First, there’s a general lack of clear analytical rigour evidenced by elementary confusion in key areas : correlation/causality issues; definitional problems; poor evidence on policy counterfactuals; incomplete and unbalanced citation of evidence; and, perhaps more worryingly lack of general familiarity with refined areas of existing literature.
Secondly, the treatment of aid in a homogeneous and aggregate way is particularly problematic. Dead Aid defines aid as the “sum total of concessional loans and grants”, but excludes “emergency aid” e.g. help for Darfur or the Asian Tsunami. There’s no distinction within Dead Aid between budget support, infrastructure aid, person to person aid, heath related aid, grants or concessional loans for discretionary spending. It is all discussed under one umbrella and handed the same fate.

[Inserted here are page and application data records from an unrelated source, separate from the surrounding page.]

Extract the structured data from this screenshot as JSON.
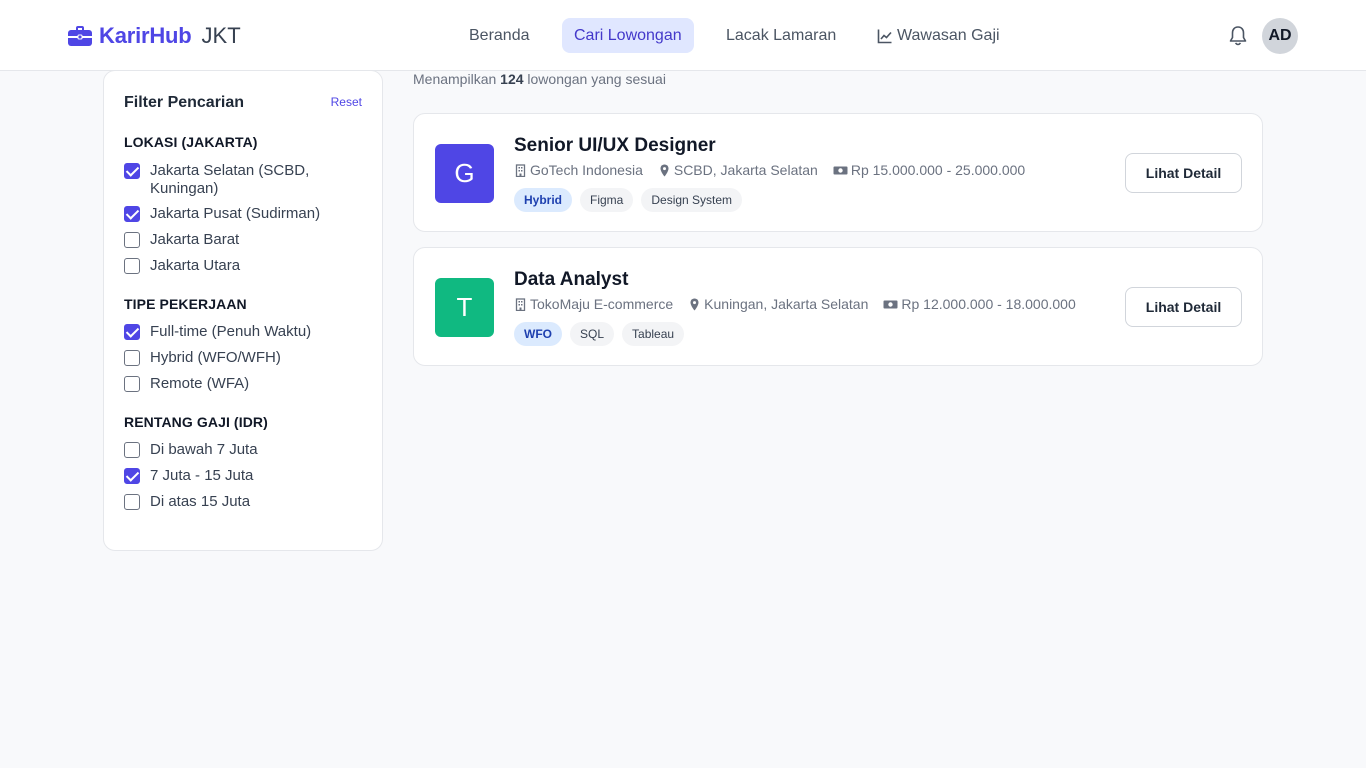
{
  "brand": {
    "name": "KarirHub",
    "suffix": "JKT",
    "color": "#4f46e5"
  },
  "nav": {
    "items": [
      {
        "label": "Beranda",
        "active": false
      },
      {
        "label": "Cari Lowongan",
        "active": true
      },
      {
        "label": "Lacak Lamaran",
        "active": false
      },
      {
        "label": "Wawasan Gaji",
        "active": false,
        "icon": "chart-line-icon"
      }
    ]
  },
  "user": {
    "initials": "AD",
    "notification_icon": "bell-icon"
  },
  "filters": {
    "title": "Filter Pencarian",
    "reset_label": "Reset",
    "sections": [
      {
        "title": "LOKASI (JAKARTA)",
        "options": [
          {
            "label": "Jakarta Selatan (SCBD, Kuningan)",
            "checked": true
          },
          {
            "label": "Jakarta Pusat (Sudirman)",
            "checked": true
          },
          {
            "label": "Jakarta Barat",
            "checked": false
          },
          {
            "label": "Jakarta Utara",
            "checked": false
          }
        ]
      },
      {
        "title": "TIPE PEKERJAAN",
        "options": [
          {
            "label": "Full-time (Penuh Waktu)",
            "checked": true
          },
          {
            "label": "Hybrid (WFO/WFH)",
            "checked": false
          },
          {
            "label": "Remote (WFA)",
            "checked": false
          }
        ]
      },
      {
        "title": "RENTANG GAJI (IDR)",
        "options": [
          {
            "label": "Di bawah 7 Juta",
            "checked": false
          },
          {
            "label": "7 Juta - 15 Juta",
            "checked": true
          },
          {
            "label": "Di atas 15 Juta",
            "checked": false
          }
        ]
      }
    ]
  },
  "results": {
    "prefix": "Menampilkan",
    "count": "124",
    "suffix": "lowongan yang sesuai"
  },
  "jobs": [
    {
      "logo_letter": "G",
      "logo_color": "#4f46e5",
      "title": "Senior UI/UX Designer",
      "company": "GoTech Indonesia",
      "location": "SCBD, Jakarta Selatan",
      "salary": "Rp 15.000.000 - 25.000.000",
      "tags": [
        "Hybrid",
        "Figma",
        "Design System"
      ],
      "action": "Lihat Detail"
    },
    {
      "logo_letter": "T",
      "logo_color": "#10b981",
      "title": "Data Analyst",
      "company": "TokoMaju E-commerce",
      "location": "Kuningan, Jakarta Selatan",
      "salary": "Rp 12.000.000 - 18.000.000",
      "tags": [
        "WFO",
        "SQL",
        "Tableau"
      ],
      "action": "Lihat Detail"
    }
  ]
}
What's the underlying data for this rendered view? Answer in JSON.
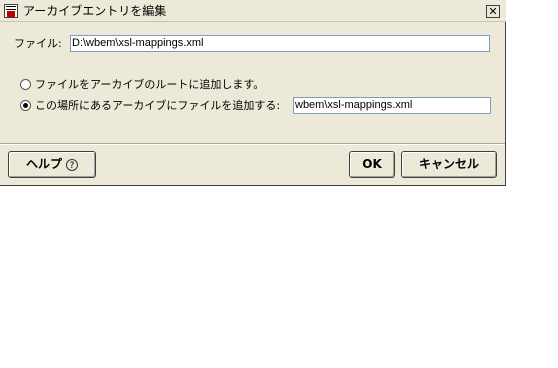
{
  "window": {
    "title": "アーカイブエントリを編集",
    "close_glyph": "✕",
    "app_icon": "app-icon"
  },
  "file": {
    "label": "ファイル:",
    "value": "D:\\wbem\\xsl-mappings.xml"
  },
  "options": {
    "root_label": "ファイルをアーカイブのルートに追加します。",
    "location_label": "この場所にあるアーカイブにファイルを追加する:",
    "location_value": "wbem\\xsl-mappings.xml",
    "selected": "location"
  },
  "buttons": {
    "help_label": "ヘルプ",
    "help_icon_glyph": "?",
    "ok_label": "OK",
    "cancel_label": "キャンセル"
  }
}
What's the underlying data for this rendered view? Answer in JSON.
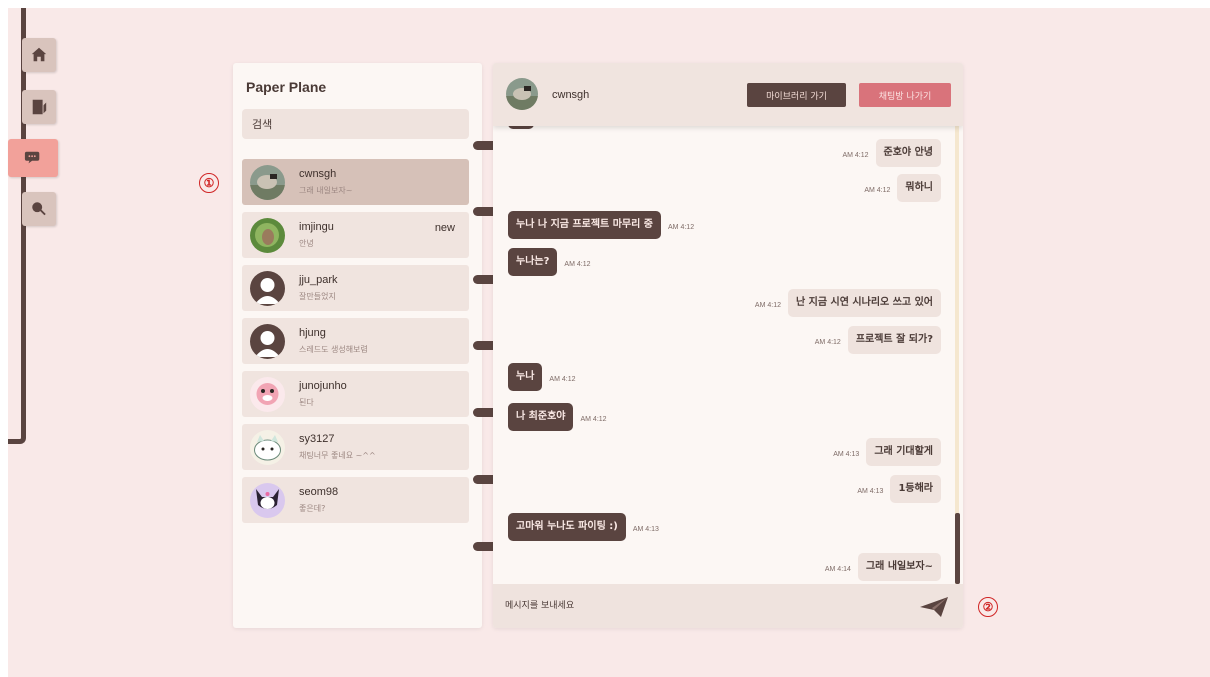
{
  "app": {
    "title": "Paper Plane"
  },
  "search": {
    "placeholder": "검색"
  },
  "nav": [
    "home-icon",
    "feed-icon",
    "chat-icon",
    "search-icon"
  ],
  "chats": [
    {
      "name": "cwnsgh",
      "preview": "그래 내일보자~",
      "new": ""
    },
    {
      "name": "imjingu",
      "preview": "안녕",
      "new": "new"
    },
    {
      "name": "jju_park",
      "preview": "잘만들었지",
      "new": ""
    },
    {
      "name": "hjung",
      "preview": "스레드도 생성해보렴",
      "new": ""
    },
    {
      "name": "junojunho",
      "preview": "된다",
      "new": ""
    },
    {
      "name": "sy3127",
      "preview": "채팅너무 좋네요 ~^^",
      "new": ""
    },
    {
      "name": "seom98",
      "preview": "좋은데?",
      "new": ""
    }
  ],
  "header": {
    "name": "cwnsgh",
    "library_button": "마이브러리 가기",
    "leave_button": "채팅방 나가기"
  },
  "messages": [
    {
      "side": "out",
      "text": "준호야 안녕",
      "time": "AM 4:12"
    },
    {
      "side": "out",
      "text": "뭐하니",
      "time": "AM 4:12"
    },
    {
      "side": "in",
      "text": "누나 나 지금 프로젝트 마무리 중",
      "time": "AM 4:12"
    },
    {
      "side": "in",
      "text": "누나는?",
      "time": "AM 4:12"
    },
    {
      "side": "out",
      "text": "난 지금 시연 시나리오 쓰고 있어",
      "time": "AM 4:12"
    },
    {
      "side": "out",
      "text": "프로젝트 잘 되가?",
      "time": "AM 4:12"
    },
    {
      "side": "in",
      "text": "누나",
      "time": "AM 4:12"
    },
    {
      "side": "in",
      "text": "나 최준호야",
      "time": "AM 4:12"
    },
    {
      "side": "out",
      "text": "그래 기대할게",
      "time": "AM 4:13"
    },
    {
      "side": "out",
      "text": "1등해라",
      "time": "AM 4:13"
    },
    {
      "side": "in",
      "text": "고마워 누나도 파이팅 :)",
      "time": "AM 4:13"
    },
    {
      "side": "out",
      "text": "그래 내일보자~",
      "time": "AM 4:14"
    }
  ],
  "composer": {
    "placeholder": "메시지를 보내세요"
  },
  "markers": [
    "①",
    "②"
  ],
  "colors": {
    "accent": "#5a4440",
    "active_nav": "#f2a19a",
    "leave": "#d9737b",
    "background": "#f9e9e8"
  }
}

Thirdly, Dead Aid is characterised by a plethora of inconsistent arguments. A key example that stands out is the emotive issue of Chinese investment. Dambisa dedicates a whole chapter explaining why the “Chinese are our friends”, largely arguing from their historical involvement in Africa and their renewed commitment to trade and FDI. However, against a backdrop of Dead Aid’s “anti-dependency” rhetoric , the chant for China appears odd. Let us be clear, China is not only bringing FDI to Africa but it has also brought concessional loans and long term dependency. Zambia’s external debt has now risen to about $2bn since the HIPC completion point, a significant part of that is through new agreements with the Chinese government and Chinese businesses. A closer look at Angola reveals the same truth. Not only is China investing heavily in that country but in exchange it is tying Angola and other countries to China for a long time reducing their options to renege in the future. That is not necessarily bad, but if the central worry is that dependency leads to ineffective governments with poor incentives we should be honest enough to consider the possibility that China’s closeness to many African governments (which are not all democratic) may have similar negative impacts as aid.

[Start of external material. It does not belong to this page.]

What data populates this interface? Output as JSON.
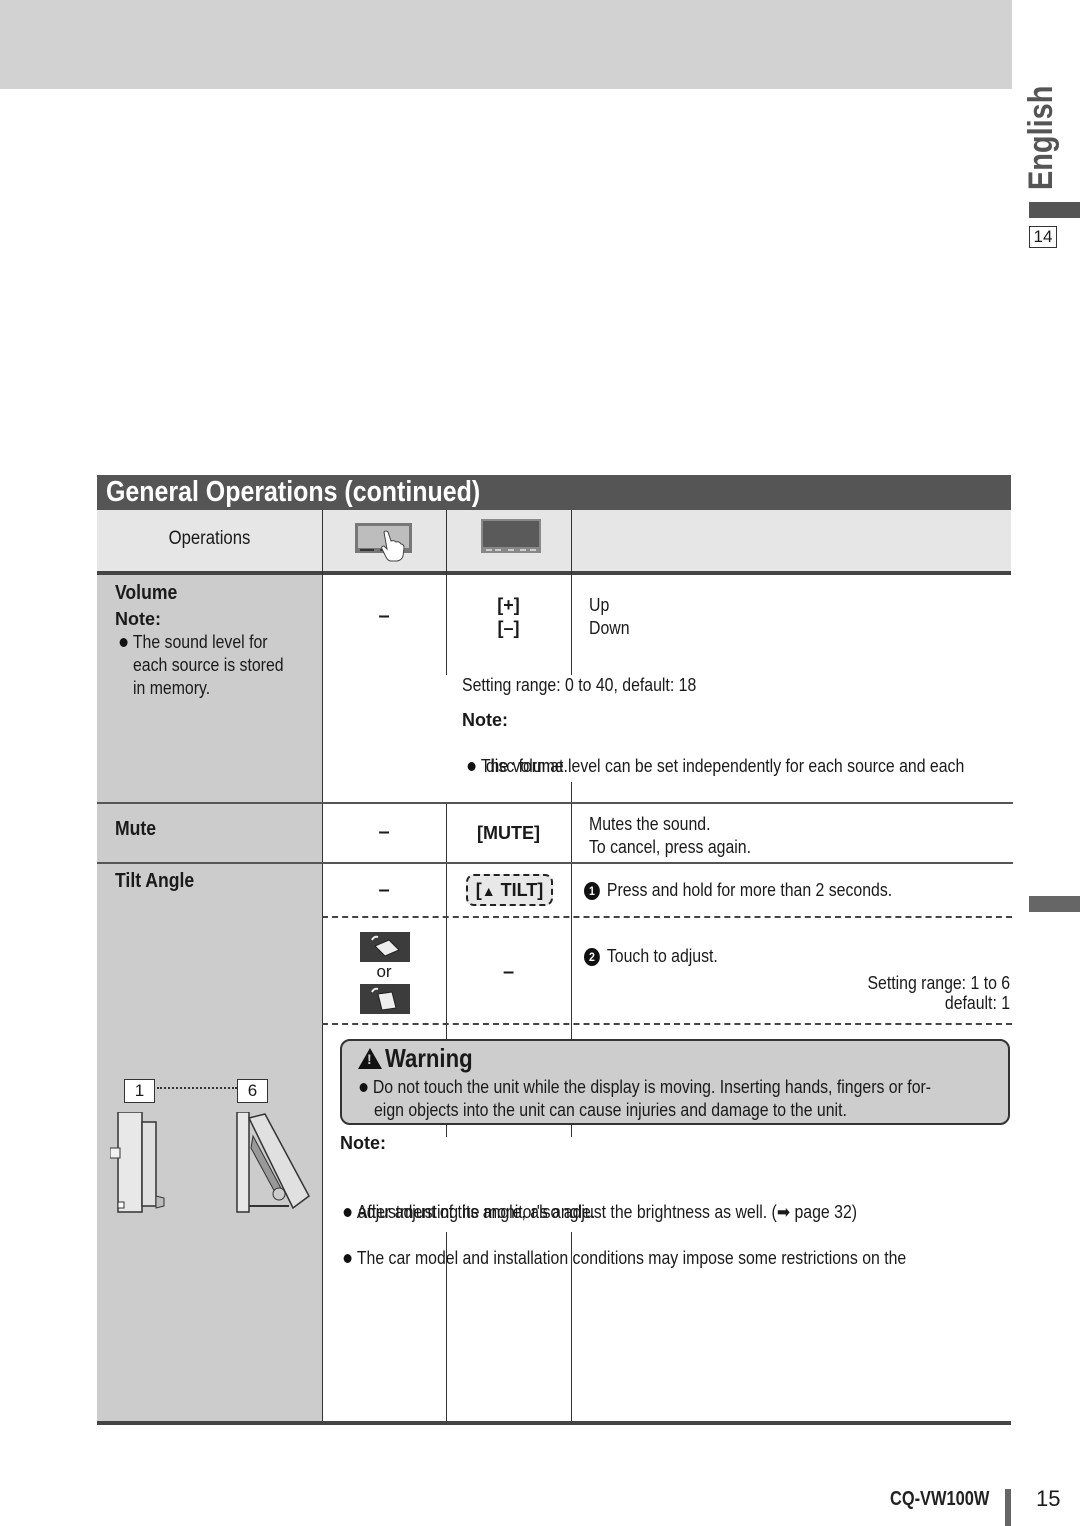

Fourth and finally, the solutions proposed by Dead Aid are ineffective. This is not surprising because without a clear definition of the problem, it is inevitable that the solutions would not work. But even if one was to accept Dead Aid’s basic premise that aid is bad, its solutions come far short. It’s quite obvious to any ordinary analyst that in order to assess whether any proposals would present an overall improvement beyond the status quo, we need to define what happens in the counterfactual carefully and then judge that against proposed policy initiatives.

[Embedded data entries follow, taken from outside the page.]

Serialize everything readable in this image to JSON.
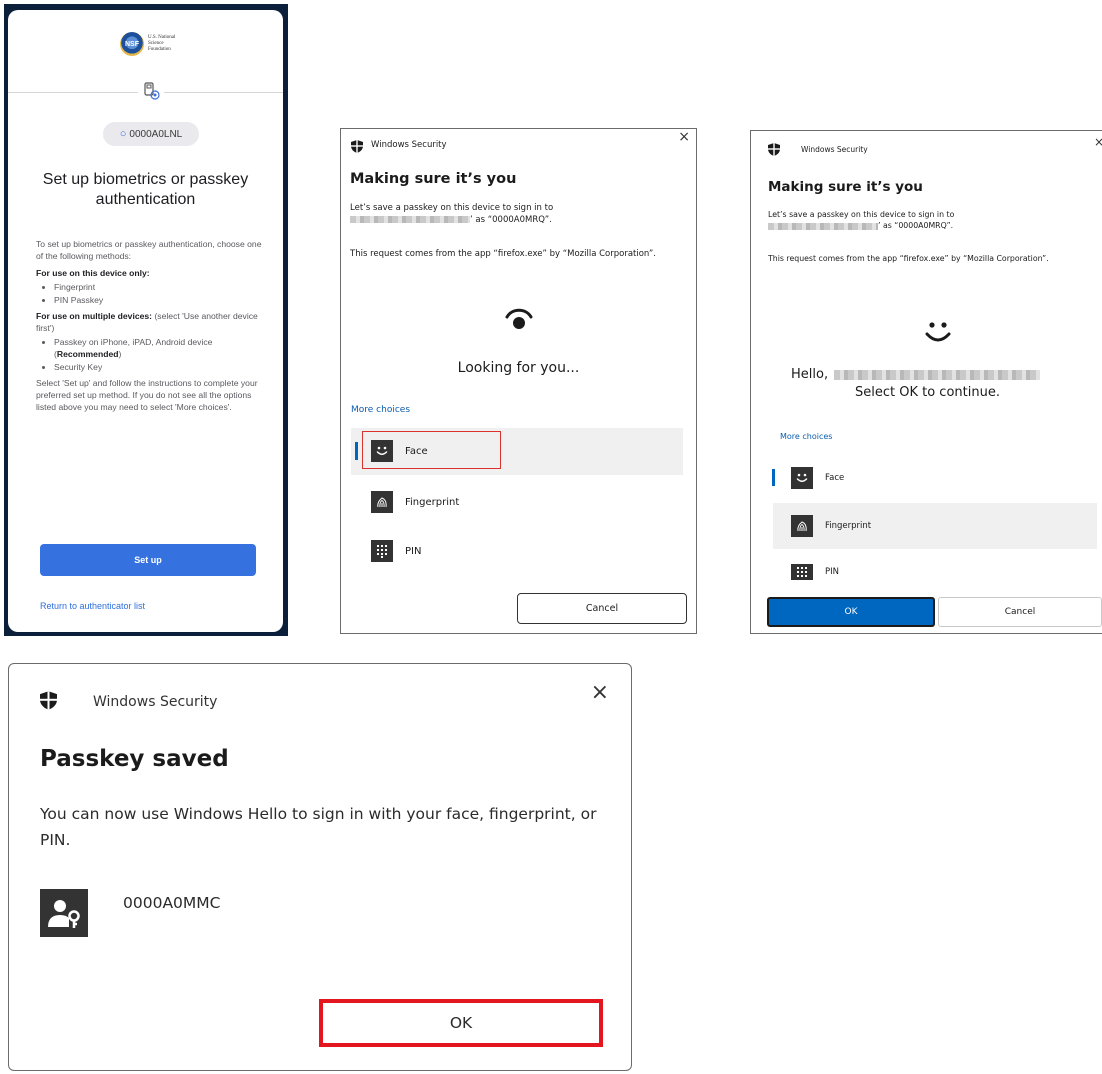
{
  "panel1": {
    "org_logo_text": [
      "U.S. National",
      "Science",
      "Foundation"
    ],
    "org_logo_seal": "NSF",
    "username": "0000A0LNL",
    "title": "Set up biometrics or passkey authentication",
    "intro": "To set up biometrics or passkey authentication, choose one of the following methods:",
    "device_only_heading": "For use on this device only:",
    "device_only_items": [
      "Fingerprint",
      "PIN Passkey"
    ],
    "multi_heading": "For use on multiple devices:",
    "multi_note": "(select 'Use another device first')",
    "multi_item1_prefix": "Passkey on iPhone, iPAD, Android device (",
    "multi_item1_bold": "Recommended",
    "multi_item1_suffix": ")",
    "multi_item2": "Security Key",
    "instructions": "Select 'Set up' and follow the instructions to complete your preferred set up method. If you do not see all the options listed above you may need to select 'More choices'.",
    "setup_button": "Set up",
    "return_link": "Return to authenticator list",
    "accent_color": "#3572e0"
  },
  "panel2": {
    "app_title": "Windows Security",
    "close_glyph": "×",
    "heading": "Making sure it’s you",
    "line1": "Let’s save a passkey on this device to sign in to",
    "line2_suffix": "’ as “0000A0MRQ”.",
    "request": "This request comes from the app “firefox.exe” by “Mozilla Corporation”.",
    "status": "Looking for you...",
    "more_choices": "More choices",
    "options": [
      "Face",
      "Fingerprint",
      "PIN"
    ],
    "cancel_button": "Cancel",
    "highlight_color": "#d9342b"
  },
  "panel3": {
    "app_title": "Windows Security",
    "close_glyph": "×",
    "heading": "Making sure it’s you",
    "line1": "Let’s save a passkey on this device to sign in to",
    "line2_suffix": "’ as “0000A0MRQ”.",
    "request": "This request comes from the app “firefox.exe” by “Mozilla Corporation”.",
    "hello_prefix": "Hello,",
    "continue_text": "Select OK to continue.",
    "more_choices": "More choices",
    "options": [
      "Face",
      "Fingerprint",
      "PIN"
    ],
    "ok_button": "OK",
    "cancel_button": "Cancel",
    "ok_color": "#0067c0"
  },
  "panel4": {
    "app_title": "Windows Security",
    "close_glyph": "×",
    "heading": "Passkey saved",
    "message": "You can now use Windows Hello to sign in with your face, fingerprint, or PIN.",
    "account": "0000A0MMC",
    "ok_button": "OK",
    "highlight_color": "#e3161f"
  }
}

In short on both theory and practice, Dead Aid falls far short of what is expected of a book advocating such a radical proposal of “turning off the aid tap”. If there’s any consolation in this assessment, it is that Dead Aid will hopefully not find any intellectual traction. The analytical consensus remains that aid is important and the challenge is how to make it smarter, better and ultimately beneficial to the poor. This question has never been more urgent given the limited aid resources around. Dambisa is certainly right about one thing, now is the time to examine these issues and we can certainly do better than the present!"